Men Are Creators and Builders

I came across an article the other day that put me in a bit of a grim mood about our society’s current situation.  Home Depot is apparently starting to teach classes on how to use basic construction items such as a measuring tape, hammer and nails, and even mops. (full article here).  Apparently, the millennial generation is so inept at even basic construction projects that Home Depot is afraid they’ll face massive financial losses as the next generation will opt for hiring contractors for even basic projects instead of taking the DIY approach.

Men, I don’t need to tell you this is downright pathetic.  I don’t expect every man to be expert plumbers and electricians, but if you don’t know how to use a measuring tape by the age of 13, we need to sit down and have a talk.

Men, throughout history have been creators and builders.  Building is hardwired into our very DNA.  Give a boy a box of Lego’s or an Erector set and they will instinctively begin tinkering with it and soon be creating incredibly imaginative structures from them.

Where has is drive to build gone?

Has it been bred out of modern men or is it a product of poor parenting?

In the end, the answers to the questions matter less than the fact that we must reverse this trend.  More so, you must instill the love to build and create in your own son.

But where to begin?

Make it Fun

Instead of approaching it like a school lesson, think of something your son has been wanting, a tree house for example, and bring them into the project.  Show them what each tool you’re using is and what it does.  Instruct them on how to safely use each tool and let them take a crack at using it under your close supervision.  Start off with the basic hand tools:

  • Hammer and nails
  • Screwdriver
  • Measuring tape
  • Wrench
  • Hand saw
  • Pliers
  • Level

As they get more comfortable with using the tools, let them start their own project.  Help them plan it out, show them some of the problems they might encounter, and create a list of the items they’ll need to finish them project.  After that, hand them the reins and offer guidance when needed.

Naturally, proper safety protocol should be your first concern, but allow your kid to experiment and tinker.  Trust me from personal experience, a young boy with a stack of 2×4’s, some plywood, and plenty of nails can keep himself entertained for days.

Show Them the Benefits

As they get older and more capable, introduce your son to power tools.  The risk of an injury is higher with these types of tools than with basic hand tools, so be careful and teach them all the safety guidelines.  If you catch them not handling the tools with the proper respect, don’t hesitate on taking them away until they can demonstrate that they can use them in safely.  Teach them to use power tools like you would teach them to operate a firearm; no goofing off when they’re involved.

If your son has grown up working with hand tools, then they’ll quickly pick up on how to use power tools as they serve the same function, just at a faster rate of speed.  As before, encourage them to help you with projects around the house as well as projects of their own.

Working on basic construction projects around the house will show them how to save thousands of dollars doing things for themselves instead of hiring someone else to do it for them.  By their mid to late teens your son should know some of the following skills:

  • How to frame a wall.
  • How to lay down carpet/tile/hardwood.
  • How to cut and install drywall.
  • How to install a light/ceiling fixture.
  • How to build/fix basic pieces of furniture.

Just knowing this small list will allow them to accomplish many, many construction projects around the house as a lot of the skills involved are easily transferable to other, similar projects.

For example, I’ve never cut or laid tile before this weekend, but due to the many construction skills I’ve already learned in the past, the transition to working with tile was relatively seamless.

Conclusion

Learning some basic DIY construction skills takes time, patience, and some trail and error.  Teach your son it’s okay to make mistakes as long as they learn what they did wrong and how to not repeat the same mistake next time.

Your son will come beaming with pride with his creations in hand.  Encourage him.  Foster that desire to build and create.  If the trend continues, our society will need more men like them.

Author: Jak

Jak, married and father of three, seeks to help the Red-Pill Community take its next step past the petty cynicism and ineffectual anger.
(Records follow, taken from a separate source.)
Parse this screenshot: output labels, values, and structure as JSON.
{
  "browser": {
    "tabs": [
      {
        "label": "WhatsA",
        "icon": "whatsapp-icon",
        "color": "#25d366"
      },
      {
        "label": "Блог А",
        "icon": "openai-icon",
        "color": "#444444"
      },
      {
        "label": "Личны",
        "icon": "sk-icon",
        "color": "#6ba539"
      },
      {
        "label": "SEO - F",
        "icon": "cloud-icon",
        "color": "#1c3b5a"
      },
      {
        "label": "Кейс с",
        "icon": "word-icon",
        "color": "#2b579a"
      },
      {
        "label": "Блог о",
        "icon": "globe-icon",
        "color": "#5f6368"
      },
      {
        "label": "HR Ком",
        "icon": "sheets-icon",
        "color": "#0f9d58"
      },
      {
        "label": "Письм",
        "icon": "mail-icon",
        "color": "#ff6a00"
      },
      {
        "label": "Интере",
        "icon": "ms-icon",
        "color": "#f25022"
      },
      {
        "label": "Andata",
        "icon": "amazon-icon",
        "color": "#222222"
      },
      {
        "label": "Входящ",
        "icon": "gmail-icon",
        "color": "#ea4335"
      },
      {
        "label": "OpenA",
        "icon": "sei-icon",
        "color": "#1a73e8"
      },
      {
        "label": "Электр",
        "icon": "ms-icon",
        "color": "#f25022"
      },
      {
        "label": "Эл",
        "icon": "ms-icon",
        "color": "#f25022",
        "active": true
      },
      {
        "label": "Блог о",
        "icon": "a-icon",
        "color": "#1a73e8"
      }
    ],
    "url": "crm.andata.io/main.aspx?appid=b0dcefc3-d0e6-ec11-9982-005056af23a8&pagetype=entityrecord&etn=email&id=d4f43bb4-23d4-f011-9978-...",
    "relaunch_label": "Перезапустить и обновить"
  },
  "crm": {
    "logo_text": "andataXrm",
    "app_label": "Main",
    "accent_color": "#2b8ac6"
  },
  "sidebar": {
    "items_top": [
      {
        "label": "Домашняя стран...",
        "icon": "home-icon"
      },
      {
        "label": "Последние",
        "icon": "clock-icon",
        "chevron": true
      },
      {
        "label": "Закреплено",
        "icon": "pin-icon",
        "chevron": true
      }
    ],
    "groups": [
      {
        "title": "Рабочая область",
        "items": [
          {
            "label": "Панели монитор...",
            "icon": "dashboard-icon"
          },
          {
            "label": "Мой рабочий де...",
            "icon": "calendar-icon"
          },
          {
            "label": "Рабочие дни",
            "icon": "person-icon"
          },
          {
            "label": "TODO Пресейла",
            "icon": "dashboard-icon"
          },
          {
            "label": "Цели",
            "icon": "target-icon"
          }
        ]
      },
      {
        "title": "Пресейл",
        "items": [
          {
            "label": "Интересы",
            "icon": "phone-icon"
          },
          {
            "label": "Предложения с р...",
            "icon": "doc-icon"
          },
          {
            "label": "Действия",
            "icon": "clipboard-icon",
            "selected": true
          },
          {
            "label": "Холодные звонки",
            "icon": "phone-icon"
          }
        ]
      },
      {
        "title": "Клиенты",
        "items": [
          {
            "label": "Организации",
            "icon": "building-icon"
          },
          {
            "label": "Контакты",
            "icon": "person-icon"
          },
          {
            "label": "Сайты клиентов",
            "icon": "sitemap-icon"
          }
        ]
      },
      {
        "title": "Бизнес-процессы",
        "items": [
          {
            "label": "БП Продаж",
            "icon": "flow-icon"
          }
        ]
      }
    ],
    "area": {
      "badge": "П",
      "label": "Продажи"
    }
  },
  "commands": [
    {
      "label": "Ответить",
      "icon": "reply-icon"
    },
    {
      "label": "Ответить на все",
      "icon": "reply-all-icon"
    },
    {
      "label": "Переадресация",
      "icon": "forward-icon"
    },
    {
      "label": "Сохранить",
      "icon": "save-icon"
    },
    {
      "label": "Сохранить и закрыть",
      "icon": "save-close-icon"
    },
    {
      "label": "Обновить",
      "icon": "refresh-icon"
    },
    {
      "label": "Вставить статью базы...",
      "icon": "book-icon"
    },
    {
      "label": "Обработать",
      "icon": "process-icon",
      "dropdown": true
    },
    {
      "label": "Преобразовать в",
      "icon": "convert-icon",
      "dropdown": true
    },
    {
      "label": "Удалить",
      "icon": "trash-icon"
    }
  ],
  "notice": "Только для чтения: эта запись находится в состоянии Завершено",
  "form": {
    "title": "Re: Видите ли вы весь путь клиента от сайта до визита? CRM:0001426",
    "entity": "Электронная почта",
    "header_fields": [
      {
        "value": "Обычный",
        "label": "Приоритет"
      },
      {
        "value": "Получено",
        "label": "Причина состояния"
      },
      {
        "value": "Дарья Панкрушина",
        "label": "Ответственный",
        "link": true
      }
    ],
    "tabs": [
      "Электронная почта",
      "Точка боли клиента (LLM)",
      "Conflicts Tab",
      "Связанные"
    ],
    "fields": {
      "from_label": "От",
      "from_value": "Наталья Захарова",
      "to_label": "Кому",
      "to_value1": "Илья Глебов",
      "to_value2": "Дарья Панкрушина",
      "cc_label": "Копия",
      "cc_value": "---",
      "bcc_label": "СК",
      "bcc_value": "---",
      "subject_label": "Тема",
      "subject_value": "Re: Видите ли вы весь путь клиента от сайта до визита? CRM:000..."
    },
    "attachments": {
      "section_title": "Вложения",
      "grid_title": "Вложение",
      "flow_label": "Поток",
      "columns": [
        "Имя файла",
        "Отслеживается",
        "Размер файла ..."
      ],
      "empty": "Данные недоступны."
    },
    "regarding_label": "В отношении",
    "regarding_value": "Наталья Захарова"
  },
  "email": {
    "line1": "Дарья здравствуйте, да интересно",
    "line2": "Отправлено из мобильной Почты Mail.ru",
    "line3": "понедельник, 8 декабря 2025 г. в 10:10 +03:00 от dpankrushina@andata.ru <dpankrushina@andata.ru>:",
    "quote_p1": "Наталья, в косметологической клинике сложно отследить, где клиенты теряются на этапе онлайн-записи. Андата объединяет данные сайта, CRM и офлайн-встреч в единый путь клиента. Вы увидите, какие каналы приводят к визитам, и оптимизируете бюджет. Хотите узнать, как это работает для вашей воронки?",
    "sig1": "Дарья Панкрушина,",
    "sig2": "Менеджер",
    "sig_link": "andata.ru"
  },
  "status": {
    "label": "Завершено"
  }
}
While he recognizes that men are significantly handicapped by the modern legal system and culture, he doesn't accept that traditional marriage is untenable in today's social climate. Rather, men must be willing to adapt to this new world by implementing new tactics and approaches to maintaining a balance of power. Jak is here to provide you with these lessons.